Investors looking to gain an edge could do worse than follow the example of renowned investor Warren Buffett. The chairman and CEO of conglomerate Berkshire Hathaway (NYSE:BRK-A) (NYSE:BRK-B) has led the company to extraordinary returns, gaining 2,404,708% between 1964 and 2017 -- a compound annual return of 20.9%.
Hedge fund managers have long been a target of Buffett's ire, as he urged investors to put their money into low-cost index funds, saying that the massive fees levied by professional money managers would eat into returns.
In a move steeped in irony, famous former hedge manager Whitney Tilson is betting half of his children's college funds on Buffett.
A big bet on Buffet and Berkshire
Tilson revealed in an email to investors that he would be investing the money he set aside for his kids' college educations and dividing it among just five stocks, according to ValueWalk -- 50% would be invested in Berkshire Hathaway, 25% in The Howard Hughes Corporation, with the remaining 25% divided roughly evenly among Amazon.com, Google parent Alphabet (NASDAQ:GOOGL) (NASDAQ:GOOG), and Facebook (NASDAQ:FB).

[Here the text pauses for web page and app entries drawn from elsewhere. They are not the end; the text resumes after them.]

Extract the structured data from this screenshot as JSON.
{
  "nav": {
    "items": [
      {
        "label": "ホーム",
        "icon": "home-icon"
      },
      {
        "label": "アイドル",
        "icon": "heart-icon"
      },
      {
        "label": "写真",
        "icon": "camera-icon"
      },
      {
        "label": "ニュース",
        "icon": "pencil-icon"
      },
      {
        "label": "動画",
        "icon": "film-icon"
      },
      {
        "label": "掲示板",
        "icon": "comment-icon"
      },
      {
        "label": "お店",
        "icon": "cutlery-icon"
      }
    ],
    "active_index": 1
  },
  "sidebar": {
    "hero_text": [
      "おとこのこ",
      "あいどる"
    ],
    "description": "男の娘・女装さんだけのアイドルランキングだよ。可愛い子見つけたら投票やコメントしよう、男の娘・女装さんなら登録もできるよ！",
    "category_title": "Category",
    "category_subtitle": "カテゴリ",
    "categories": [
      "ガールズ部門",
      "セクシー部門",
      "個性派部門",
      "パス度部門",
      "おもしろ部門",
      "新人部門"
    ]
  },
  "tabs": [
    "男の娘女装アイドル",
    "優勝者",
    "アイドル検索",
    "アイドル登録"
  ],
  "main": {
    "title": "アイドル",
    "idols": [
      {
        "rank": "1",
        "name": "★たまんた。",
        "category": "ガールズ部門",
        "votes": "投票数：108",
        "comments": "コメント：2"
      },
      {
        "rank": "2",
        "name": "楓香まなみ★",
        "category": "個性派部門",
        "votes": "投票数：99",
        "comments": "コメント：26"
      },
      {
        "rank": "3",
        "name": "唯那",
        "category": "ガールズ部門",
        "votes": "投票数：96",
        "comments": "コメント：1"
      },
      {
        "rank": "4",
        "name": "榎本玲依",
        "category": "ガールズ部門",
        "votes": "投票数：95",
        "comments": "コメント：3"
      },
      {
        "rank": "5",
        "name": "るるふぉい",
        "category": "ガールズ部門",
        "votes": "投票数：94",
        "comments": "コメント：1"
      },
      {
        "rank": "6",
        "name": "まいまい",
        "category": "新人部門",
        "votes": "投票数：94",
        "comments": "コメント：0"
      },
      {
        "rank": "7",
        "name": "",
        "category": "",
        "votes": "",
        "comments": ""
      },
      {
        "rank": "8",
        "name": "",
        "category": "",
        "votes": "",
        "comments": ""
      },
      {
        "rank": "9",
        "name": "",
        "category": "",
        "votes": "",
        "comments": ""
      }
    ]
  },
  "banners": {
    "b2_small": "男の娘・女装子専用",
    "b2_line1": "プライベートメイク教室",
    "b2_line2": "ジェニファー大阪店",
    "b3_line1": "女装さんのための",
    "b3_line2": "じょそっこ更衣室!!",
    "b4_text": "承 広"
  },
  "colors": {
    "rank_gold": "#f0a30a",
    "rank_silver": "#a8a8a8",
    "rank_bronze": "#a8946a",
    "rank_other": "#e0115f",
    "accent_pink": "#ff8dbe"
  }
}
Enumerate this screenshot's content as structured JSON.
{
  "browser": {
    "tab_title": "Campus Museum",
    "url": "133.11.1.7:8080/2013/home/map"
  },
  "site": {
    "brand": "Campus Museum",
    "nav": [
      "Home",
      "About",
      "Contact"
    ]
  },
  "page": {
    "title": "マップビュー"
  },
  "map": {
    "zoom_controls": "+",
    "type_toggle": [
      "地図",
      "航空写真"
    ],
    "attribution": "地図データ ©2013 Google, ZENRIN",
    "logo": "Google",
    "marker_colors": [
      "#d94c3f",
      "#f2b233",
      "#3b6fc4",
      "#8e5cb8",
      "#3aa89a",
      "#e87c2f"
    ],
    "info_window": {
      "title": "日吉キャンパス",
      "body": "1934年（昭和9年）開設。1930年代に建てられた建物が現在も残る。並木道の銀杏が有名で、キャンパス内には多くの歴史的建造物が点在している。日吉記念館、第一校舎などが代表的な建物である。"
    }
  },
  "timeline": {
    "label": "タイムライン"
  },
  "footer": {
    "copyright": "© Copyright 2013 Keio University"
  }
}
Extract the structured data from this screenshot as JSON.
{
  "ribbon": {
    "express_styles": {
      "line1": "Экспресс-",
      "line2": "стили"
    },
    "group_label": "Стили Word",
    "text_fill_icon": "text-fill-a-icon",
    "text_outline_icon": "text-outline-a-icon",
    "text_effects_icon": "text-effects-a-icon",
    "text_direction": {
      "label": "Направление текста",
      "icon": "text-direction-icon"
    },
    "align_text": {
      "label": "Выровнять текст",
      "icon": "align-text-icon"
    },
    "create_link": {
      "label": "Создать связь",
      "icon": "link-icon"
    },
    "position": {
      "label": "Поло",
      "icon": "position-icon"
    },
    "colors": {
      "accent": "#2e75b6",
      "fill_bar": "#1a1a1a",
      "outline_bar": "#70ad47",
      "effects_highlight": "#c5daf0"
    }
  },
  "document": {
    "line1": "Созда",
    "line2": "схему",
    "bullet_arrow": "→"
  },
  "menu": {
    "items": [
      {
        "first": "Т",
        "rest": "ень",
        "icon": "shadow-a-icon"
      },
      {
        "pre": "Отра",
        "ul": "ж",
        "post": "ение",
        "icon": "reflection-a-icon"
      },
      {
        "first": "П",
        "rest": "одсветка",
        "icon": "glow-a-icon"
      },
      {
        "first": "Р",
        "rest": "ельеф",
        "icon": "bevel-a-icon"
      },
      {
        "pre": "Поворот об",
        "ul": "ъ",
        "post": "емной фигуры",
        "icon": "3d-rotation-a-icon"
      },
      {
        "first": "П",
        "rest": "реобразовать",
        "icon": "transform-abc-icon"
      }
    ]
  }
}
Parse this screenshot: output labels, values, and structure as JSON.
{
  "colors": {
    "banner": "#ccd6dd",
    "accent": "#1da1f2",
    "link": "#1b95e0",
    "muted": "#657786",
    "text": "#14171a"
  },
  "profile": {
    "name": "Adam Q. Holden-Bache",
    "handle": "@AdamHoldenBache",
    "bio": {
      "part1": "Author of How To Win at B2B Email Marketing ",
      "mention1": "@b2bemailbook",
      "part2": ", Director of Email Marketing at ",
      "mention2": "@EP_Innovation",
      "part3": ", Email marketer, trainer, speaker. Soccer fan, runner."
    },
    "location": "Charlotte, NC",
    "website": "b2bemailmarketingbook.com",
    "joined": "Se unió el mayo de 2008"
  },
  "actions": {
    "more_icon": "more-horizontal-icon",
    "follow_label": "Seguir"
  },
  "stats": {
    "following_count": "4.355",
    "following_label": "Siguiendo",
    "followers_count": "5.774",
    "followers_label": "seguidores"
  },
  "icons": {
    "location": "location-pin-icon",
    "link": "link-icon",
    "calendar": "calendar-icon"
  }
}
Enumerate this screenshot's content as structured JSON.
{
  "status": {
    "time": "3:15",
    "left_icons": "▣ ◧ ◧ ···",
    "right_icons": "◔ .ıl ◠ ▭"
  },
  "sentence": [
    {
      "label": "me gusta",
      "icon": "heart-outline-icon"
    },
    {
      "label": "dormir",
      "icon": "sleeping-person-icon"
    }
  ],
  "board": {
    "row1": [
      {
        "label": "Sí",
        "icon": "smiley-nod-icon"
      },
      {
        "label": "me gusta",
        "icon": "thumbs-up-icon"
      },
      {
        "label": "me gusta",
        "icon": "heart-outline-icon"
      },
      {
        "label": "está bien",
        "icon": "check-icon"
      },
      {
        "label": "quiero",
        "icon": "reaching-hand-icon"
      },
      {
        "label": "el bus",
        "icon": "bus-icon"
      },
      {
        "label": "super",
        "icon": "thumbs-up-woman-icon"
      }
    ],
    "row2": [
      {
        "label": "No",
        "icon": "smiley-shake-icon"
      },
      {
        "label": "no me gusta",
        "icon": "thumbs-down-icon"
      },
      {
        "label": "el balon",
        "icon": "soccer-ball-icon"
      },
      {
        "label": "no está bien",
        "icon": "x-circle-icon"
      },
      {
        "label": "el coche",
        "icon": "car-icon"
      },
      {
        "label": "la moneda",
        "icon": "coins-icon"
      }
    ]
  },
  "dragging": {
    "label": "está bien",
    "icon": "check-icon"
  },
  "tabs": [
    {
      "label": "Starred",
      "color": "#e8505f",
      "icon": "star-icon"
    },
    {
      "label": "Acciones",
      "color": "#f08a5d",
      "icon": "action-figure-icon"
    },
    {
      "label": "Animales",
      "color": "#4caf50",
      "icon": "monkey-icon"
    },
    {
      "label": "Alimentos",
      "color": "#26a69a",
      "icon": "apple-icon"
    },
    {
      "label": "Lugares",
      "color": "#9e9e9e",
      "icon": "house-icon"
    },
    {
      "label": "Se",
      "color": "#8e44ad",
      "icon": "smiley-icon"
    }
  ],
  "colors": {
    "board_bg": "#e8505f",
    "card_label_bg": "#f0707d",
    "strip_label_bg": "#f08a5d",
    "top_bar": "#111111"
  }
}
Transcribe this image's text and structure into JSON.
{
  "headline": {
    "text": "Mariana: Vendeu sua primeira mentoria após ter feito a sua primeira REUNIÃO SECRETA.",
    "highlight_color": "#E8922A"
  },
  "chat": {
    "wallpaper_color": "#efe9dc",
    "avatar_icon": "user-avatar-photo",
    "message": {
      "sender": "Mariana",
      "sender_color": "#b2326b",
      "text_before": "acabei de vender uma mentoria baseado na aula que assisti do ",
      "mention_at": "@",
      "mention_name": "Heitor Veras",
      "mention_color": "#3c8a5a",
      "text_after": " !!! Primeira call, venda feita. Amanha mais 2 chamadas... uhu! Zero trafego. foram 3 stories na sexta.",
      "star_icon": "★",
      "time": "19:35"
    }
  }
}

On his decision to place the majority of the funds in Berkshire Hathaway, Tilson said that the company "has everything I look for in a stock: It's safe, cheap, and growing at a healthy rate."
Buffett has repeatedly said that Berkshire Hathaway would be an enthusiastic buyer of its own stock if it fell below 1.2 times book value, a strategy that Tilson believes will provide a floor against significant drops in the stock price.
Relying on hedge funds' staunchest critic?
In order to fully appreciate the irony of this move, a history lesson is in order.
The Oracle of Omaha famously challenged hedge fund managers, wagering $500,000 that no investment pro could aggregate the returns of five hedge funds and beat an S&P 500 index fund over a 10-year period. Only one stepped forward to accept the challenge. When the bet concluded last year, Buffett emerged victorious, with the index fund significantly outperforming the professionals.
For those thinking that this might be an anomaly, consider this: While the average hedge fund returned 8.5% in 2017, the S&P 500 gained 21.8%
"I was wrong about Google"
In 2004, Tilson famously wrote in a column that he was "quite certain that there is only a fairly shallow, narrow moat around [Google's search] business." He also said, "I believe that it is virtually certain that Google's stock will be highly disappointing to investors foolish enough to participate in its overhyped offering -- you can hold me to that." Tilson also questioned the logic of valuing the company at "nearly 200 times trailing earnings."
We all know how that turned out. Since then, Google's (now Alphabet's) stock has gained over 2,000%. More than a decade after his original pronouncement, Tilson stated that it was his "worst call ever." That decision was based primarily on valuation, he said, "in part because the stock has always appeared expensive to me, using the traditional valuation metrics with which I'm most comfortable."
Tilson now says that "Google has a very powerful virtuous cycle at work," citing its large user and advertiser bases, monetization, heavy research-and-development spending, superior product, and high barriers to entry. He also lays out a case that Alphabet's stock could double over the next four years.
Of both Alphabet and Facebook, Tilson wrote, "They dominate their respective industries all over the world; are growing rapidly; have enormous, sustainable competitive advantages in the form of brands, habits, and network effects; and have low-capital-intensive, high-margin business models that generate gobs of free cash flow."
He now believes that Alphabet and Facebook are the "two greatest businesses on earth."
A lesson learned
The lesson here isn't that investors should follow Tilson blindly into the stocks mentioned, rather that investors shouldn't fall in love with long-held beliefs -- particularly if there is evidence that they are wrong. It's never too late to make the right decision.